Maybe saving money is not better with friends: Facebook axes deals
Titans of Tech 2.0 are learning that size alone don’t guarantee market success. Google’s bombs include Buzz, Wave (and the jury is out on Google Plus, their new social networking site) and arguably their rocky entry into the Web retailing business with the Google Nexus smartphone in 2010. Facebook is quickly learning this lesson too. First the company quietly killed off Places which was their check-in service aimed at competing with Fourquare. Now, they’ve axed Deals. So much for taking down Groupon.
“We think there is a lot of power in a social approach to driving people into local businesses,” Facebook added in the statement. “We’ve learned a lot from our test and we’ll continue to evaluate how to best serve local businesses.”
Meanwhile, Groupon continues to prep for a $750 million IPO scheduled for later this year.
Not everything about Google Plus is positive. The social network has added an ignore button. Don’t want to hear about Steve Jobs again? You can ignore that user who incessantly posts those animated gifs and tribute videos. The feature is aimed at mimicking real life social interaction.
“Ignoring someone is basically saying you’re just not interested,” wrote Google engineer Olga Wichrowska. “Maybe you don’t know them or maybe you don’t want to see what they’re sharing.”
Young women leading social media charge
If you think social media is the province of gadget-hoarding teen boys, think again. A recent report reveals that young women are leading the charge. Pew, who commissioned the report (based on a survey of 2,277 adults), calls young adult women the “power users” of social-media sites.
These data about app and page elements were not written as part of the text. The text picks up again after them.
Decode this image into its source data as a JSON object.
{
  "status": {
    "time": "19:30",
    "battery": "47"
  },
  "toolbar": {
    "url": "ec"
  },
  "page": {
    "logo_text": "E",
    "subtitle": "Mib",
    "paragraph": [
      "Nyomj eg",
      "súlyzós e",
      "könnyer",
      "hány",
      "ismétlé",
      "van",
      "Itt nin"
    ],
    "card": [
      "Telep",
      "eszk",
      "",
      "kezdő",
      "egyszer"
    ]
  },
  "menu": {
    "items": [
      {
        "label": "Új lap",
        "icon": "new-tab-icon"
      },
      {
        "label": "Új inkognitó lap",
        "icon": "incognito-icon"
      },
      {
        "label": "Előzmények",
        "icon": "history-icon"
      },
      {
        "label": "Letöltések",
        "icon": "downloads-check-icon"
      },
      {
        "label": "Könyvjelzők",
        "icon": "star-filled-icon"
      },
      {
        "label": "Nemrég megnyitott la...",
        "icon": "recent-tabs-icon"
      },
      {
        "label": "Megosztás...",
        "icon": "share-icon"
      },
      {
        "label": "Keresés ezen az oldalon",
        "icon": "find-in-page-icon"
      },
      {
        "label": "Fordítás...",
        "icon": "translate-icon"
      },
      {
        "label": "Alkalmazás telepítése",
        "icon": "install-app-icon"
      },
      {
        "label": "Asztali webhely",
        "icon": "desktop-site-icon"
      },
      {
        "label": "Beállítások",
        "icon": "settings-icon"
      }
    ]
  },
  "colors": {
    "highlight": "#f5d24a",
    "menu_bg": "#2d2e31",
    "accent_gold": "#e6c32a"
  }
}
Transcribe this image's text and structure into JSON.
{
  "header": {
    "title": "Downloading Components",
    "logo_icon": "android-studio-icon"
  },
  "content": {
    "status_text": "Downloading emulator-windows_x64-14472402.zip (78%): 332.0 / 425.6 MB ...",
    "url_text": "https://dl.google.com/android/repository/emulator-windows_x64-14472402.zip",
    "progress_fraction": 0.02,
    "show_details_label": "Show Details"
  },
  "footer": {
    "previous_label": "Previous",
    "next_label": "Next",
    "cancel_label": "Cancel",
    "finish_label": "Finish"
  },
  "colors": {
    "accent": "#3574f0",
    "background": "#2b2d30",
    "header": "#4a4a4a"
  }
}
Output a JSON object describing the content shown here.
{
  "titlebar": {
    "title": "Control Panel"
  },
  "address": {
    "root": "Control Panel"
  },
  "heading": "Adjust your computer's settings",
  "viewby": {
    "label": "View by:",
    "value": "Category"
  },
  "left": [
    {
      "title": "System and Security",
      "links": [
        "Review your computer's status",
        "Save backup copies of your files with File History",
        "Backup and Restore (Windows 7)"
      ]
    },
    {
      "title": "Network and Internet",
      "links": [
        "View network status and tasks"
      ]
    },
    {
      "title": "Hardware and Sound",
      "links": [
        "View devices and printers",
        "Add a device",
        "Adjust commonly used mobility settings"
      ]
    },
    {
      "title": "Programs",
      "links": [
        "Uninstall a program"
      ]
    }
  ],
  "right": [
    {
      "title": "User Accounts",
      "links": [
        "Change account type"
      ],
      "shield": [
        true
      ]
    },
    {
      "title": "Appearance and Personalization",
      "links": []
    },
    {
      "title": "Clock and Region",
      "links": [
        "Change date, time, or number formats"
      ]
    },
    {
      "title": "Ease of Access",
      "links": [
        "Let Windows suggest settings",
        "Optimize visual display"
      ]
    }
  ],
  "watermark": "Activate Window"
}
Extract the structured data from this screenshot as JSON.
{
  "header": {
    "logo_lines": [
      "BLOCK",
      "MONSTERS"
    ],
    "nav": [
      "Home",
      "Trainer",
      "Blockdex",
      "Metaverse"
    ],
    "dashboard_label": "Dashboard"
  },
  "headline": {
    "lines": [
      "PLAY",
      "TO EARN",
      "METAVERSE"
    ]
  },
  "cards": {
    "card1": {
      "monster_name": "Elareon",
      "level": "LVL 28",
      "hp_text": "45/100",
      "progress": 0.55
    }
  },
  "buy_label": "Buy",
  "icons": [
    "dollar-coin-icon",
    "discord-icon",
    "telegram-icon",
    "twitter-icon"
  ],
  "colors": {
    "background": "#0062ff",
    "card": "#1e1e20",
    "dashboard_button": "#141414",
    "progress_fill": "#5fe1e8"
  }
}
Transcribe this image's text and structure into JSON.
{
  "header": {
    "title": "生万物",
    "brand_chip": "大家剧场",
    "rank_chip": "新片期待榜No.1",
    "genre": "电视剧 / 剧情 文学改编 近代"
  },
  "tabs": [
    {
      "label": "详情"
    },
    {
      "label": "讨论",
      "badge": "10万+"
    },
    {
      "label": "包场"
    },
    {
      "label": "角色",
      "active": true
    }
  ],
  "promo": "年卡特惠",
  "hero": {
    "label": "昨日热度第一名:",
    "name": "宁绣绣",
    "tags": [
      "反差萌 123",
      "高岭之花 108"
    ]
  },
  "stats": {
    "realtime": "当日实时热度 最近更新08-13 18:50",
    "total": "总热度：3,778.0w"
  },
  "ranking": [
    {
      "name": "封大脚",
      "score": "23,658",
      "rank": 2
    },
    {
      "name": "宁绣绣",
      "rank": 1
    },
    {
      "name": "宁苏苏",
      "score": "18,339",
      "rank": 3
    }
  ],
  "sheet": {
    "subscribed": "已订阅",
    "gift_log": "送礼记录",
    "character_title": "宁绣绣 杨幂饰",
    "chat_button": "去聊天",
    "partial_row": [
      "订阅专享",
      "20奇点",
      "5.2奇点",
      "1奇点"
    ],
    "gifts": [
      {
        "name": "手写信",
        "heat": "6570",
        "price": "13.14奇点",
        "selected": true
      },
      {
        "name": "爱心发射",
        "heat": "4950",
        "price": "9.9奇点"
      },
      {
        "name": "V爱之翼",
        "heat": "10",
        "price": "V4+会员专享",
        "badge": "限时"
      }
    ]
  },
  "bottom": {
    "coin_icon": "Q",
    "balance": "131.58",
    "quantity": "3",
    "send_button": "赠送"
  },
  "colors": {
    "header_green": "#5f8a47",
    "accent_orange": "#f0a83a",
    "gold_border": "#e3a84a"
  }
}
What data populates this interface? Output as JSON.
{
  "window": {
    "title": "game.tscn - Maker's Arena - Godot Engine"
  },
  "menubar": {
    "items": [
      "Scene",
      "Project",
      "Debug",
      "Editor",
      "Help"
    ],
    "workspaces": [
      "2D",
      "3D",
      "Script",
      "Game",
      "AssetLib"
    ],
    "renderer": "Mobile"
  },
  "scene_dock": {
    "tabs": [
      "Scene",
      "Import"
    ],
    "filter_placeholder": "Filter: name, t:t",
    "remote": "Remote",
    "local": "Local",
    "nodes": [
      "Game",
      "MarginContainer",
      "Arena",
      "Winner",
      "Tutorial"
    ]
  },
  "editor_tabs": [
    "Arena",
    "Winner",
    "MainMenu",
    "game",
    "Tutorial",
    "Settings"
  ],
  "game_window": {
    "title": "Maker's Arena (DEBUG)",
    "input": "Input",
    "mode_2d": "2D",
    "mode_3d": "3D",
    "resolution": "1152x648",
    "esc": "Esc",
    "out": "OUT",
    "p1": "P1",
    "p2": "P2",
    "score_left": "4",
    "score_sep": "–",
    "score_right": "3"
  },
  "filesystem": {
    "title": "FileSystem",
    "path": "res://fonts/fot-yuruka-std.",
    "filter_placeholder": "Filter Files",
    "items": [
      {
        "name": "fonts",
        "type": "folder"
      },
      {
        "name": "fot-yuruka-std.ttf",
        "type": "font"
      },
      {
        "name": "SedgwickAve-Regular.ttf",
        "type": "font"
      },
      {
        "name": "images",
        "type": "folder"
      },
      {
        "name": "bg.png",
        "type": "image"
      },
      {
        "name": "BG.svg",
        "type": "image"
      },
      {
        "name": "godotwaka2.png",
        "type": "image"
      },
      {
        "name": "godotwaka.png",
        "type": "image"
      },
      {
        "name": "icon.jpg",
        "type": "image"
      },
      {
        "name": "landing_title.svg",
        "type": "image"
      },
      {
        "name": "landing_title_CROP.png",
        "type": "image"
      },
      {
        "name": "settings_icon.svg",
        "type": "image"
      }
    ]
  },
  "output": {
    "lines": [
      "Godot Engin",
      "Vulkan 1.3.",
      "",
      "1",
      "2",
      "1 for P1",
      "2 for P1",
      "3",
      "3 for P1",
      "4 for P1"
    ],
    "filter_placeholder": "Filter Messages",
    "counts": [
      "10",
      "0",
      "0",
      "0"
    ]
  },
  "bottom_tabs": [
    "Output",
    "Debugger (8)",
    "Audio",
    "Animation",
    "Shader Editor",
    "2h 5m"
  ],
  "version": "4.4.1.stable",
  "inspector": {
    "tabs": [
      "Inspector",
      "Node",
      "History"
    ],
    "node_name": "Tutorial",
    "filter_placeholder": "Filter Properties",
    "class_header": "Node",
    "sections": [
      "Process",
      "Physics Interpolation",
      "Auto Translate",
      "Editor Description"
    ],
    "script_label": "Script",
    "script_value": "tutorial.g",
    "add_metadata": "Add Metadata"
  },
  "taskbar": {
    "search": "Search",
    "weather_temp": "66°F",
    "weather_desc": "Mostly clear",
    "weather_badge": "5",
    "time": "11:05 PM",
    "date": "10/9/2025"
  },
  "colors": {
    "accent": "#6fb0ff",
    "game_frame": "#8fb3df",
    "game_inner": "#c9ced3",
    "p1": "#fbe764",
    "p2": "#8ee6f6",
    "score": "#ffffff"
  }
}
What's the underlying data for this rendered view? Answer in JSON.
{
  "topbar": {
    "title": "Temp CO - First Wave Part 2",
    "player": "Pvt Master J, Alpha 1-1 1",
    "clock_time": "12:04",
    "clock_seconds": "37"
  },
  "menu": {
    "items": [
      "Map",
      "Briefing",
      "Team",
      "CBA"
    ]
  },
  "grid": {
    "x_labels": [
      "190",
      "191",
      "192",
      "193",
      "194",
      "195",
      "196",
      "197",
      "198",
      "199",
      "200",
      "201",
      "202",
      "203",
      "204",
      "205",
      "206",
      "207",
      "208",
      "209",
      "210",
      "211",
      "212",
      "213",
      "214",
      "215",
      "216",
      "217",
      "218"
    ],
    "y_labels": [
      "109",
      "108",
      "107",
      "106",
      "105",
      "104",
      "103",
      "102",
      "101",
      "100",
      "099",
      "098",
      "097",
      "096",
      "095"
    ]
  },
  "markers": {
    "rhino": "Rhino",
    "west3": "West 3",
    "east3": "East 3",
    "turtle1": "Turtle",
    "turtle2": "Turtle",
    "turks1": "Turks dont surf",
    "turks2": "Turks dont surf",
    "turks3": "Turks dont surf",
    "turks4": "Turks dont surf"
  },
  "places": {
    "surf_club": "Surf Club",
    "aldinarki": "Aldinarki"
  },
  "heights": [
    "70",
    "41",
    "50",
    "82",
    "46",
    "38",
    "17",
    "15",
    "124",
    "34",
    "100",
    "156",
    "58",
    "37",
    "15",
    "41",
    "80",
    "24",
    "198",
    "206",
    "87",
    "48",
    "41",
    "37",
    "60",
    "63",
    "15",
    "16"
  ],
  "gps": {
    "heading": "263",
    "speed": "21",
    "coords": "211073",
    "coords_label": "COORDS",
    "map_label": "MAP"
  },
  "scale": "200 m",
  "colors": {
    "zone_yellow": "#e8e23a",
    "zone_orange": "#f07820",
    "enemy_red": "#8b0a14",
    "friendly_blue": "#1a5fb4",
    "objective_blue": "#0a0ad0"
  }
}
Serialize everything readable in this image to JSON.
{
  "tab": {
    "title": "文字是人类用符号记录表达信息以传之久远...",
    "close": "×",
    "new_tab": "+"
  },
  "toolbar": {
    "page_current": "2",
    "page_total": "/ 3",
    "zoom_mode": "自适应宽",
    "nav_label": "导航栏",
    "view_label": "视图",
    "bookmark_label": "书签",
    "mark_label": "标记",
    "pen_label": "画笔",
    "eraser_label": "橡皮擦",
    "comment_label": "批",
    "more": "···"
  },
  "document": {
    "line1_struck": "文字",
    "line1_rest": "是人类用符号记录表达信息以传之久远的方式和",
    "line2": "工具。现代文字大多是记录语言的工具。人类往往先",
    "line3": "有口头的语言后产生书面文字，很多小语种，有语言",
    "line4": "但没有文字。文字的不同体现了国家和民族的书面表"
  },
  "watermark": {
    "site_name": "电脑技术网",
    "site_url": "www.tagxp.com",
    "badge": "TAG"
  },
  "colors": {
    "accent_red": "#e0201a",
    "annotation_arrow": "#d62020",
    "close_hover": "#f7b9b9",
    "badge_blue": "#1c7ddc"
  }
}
Overall, 69% of women on the Web said they use social networking, compared to 60% of all men.